▶ **Task directions**
Scan the records below. List lines holding "JSON".
◆ ◆ ◆
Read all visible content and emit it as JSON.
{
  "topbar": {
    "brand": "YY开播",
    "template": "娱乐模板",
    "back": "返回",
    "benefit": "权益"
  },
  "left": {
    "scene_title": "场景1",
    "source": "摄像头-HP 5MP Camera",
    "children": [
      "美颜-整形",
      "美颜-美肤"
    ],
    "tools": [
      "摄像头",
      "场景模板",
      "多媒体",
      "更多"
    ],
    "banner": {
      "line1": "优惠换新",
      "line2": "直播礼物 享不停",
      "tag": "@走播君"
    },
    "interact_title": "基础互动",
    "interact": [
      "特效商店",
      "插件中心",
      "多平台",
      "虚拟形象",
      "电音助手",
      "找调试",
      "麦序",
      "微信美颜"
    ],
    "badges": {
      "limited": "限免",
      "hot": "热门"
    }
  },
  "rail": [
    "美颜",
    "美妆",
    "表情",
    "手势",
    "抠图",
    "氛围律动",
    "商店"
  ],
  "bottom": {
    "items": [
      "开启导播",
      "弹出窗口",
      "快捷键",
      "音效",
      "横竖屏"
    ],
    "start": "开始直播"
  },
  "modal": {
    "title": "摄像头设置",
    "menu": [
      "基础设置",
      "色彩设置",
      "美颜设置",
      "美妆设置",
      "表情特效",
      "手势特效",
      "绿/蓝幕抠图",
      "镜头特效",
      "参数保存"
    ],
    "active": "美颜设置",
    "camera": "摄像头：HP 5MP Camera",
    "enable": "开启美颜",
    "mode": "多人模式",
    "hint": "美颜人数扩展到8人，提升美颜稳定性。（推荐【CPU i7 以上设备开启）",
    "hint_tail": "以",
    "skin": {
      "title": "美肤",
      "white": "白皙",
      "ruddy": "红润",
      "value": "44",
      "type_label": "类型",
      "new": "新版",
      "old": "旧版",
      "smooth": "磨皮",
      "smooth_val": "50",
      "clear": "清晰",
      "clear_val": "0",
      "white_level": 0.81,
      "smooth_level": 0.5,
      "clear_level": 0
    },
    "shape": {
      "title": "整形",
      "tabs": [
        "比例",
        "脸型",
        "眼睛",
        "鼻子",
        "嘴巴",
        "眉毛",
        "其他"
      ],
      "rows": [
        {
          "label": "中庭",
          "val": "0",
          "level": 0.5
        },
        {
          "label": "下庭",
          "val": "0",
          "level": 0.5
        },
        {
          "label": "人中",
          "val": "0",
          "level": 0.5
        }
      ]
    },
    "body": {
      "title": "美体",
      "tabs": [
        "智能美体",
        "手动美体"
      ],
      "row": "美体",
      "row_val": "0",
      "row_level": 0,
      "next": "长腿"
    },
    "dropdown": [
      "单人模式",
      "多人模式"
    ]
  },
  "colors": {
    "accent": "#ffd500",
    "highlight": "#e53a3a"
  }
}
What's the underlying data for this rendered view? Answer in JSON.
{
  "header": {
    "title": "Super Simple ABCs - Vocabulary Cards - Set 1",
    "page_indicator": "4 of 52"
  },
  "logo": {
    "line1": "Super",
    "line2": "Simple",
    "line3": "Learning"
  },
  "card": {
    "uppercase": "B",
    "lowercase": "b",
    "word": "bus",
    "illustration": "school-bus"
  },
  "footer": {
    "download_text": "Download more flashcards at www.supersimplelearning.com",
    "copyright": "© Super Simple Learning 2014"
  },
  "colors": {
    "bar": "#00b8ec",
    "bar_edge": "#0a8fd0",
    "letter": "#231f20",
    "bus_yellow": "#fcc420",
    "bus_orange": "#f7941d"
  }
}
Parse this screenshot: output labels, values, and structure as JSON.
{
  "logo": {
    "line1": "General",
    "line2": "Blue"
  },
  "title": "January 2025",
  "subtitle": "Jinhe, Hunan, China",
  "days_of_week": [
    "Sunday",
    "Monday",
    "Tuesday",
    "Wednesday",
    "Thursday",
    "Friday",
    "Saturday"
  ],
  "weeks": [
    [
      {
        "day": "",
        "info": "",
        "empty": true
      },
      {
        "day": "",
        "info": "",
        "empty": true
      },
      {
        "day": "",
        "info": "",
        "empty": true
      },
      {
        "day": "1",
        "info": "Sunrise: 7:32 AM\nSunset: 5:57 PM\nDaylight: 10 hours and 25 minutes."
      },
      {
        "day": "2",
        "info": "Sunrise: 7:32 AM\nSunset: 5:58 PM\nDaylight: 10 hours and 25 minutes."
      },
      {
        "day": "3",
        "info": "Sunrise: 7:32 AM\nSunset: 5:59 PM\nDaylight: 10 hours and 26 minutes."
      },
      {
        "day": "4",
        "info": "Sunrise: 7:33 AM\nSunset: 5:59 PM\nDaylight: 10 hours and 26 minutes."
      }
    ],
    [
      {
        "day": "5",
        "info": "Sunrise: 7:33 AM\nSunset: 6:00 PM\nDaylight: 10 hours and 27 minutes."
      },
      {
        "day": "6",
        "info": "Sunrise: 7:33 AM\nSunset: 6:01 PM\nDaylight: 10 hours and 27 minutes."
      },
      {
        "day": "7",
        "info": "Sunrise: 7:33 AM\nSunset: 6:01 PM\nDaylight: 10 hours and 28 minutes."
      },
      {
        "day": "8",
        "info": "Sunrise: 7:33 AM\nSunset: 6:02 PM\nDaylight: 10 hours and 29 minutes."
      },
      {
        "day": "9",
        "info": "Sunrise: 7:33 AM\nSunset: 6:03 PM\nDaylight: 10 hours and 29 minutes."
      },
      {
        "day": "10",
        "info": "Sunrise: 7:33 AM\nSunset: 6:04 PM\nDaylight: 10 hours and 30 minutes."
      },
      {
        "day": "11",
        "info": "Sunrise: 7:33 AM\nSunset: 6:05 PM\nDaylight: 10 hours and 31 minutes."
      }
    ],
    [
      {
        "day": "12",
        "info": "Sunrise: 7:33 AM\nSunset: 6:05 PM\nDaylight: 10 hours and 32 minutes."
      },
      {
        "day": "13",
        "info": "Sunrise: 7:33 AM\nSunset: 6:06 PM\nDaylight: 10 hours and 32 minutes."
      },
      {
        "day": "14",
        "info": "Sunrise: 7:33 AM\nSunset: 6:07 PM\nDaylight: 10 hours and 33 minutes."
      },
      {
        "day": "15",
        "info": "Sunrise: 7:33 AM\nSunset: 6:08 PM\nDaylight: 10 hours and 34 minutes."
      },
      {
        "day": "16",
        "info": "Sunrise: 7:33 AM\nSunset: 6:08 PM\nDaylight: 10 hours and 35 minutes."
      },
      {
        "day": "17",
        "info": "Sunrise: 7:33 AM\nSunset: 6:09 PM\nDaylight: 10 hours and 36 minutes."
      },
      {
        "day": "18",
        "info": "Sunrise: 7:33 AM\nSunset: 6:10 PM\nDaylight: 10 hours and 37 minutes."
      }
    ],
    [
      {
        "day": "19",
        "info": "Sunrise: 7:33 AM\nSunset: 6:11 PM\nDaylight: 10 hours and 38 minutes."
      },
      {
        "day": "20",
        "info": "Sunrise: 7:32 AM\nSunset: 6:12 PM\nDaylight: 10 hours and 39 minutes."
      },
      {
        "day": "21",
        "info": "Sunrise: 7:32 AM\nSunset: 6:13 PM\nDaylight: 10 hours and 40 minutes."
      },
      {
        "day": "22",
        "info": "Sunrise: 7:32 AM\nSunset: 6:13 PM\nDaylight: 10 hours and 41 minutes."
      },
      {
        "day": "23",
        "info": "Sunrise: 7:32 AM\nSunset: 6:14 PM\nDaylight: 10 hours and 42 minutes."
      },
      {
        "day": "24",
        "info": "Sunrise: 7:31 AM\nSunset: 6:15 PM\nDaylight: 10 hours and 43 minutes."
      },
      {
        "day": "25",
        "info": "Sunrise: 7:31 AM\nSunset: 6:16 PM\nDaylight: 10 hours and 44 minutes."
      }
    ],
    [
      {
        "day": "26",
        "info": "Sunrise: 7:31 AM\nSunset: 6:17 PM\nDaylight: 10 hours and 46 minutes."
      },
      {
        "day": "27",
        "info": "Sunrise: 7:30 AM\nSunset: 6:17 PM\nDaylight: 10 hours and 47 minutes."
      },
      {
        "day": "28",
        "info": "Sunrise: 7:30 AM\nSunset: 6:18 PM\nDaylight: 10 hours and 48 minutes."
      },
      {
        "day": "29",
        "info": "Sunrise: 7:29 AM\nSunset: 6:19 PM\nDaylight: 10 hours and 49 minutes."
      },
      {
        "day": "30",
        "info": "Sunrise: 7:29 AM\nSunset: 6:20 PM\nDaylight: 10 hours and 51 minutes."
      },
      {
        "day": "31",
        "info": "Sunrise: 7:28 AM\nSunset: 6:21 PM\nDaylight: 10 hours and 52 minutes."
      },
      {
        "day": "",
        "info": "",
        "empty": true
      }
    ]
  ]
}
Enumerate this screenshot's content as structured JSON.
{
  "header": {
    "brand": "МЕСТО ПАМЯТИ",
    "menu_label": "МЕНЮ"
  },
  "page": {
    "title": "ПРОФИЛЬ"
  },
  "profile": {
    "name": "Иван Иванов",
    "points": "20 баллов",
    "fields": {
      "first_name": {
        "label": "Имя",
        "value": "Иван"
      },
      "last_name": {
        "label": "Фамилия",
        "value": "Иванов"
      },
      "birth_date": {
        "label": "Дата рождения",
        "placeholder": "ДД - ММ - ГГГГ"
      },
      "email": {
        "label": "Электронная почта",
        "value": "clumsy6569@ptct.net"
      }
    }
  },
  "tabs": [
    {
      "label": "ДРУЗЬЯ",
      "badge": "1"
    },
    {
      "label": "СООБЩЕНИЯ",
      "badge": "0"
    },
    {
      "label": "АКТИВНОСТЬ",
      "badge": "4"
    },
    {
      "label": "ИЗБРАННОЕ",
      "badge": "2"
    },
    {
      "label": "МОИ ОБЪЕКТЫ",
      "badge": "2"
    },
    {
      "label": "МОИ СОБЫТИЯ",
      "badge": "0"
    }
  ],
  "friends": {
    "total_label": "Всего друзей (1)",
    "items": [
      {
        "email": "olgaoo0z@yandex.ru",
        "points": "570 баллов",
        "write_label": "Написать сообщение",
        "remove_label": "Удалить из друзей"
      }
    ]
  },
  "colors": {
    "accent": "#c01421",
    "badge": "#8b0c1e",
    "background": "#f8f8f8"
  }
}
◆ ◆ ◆
▶ **Answer space**
Read all visible content and emit it as JSON.
What's the underlying data for this rendered view? Answer in JSON.
Parse this screenshot: output labels, values, and structure as JSON.
Enumerate this screenshot's content as structured JSON.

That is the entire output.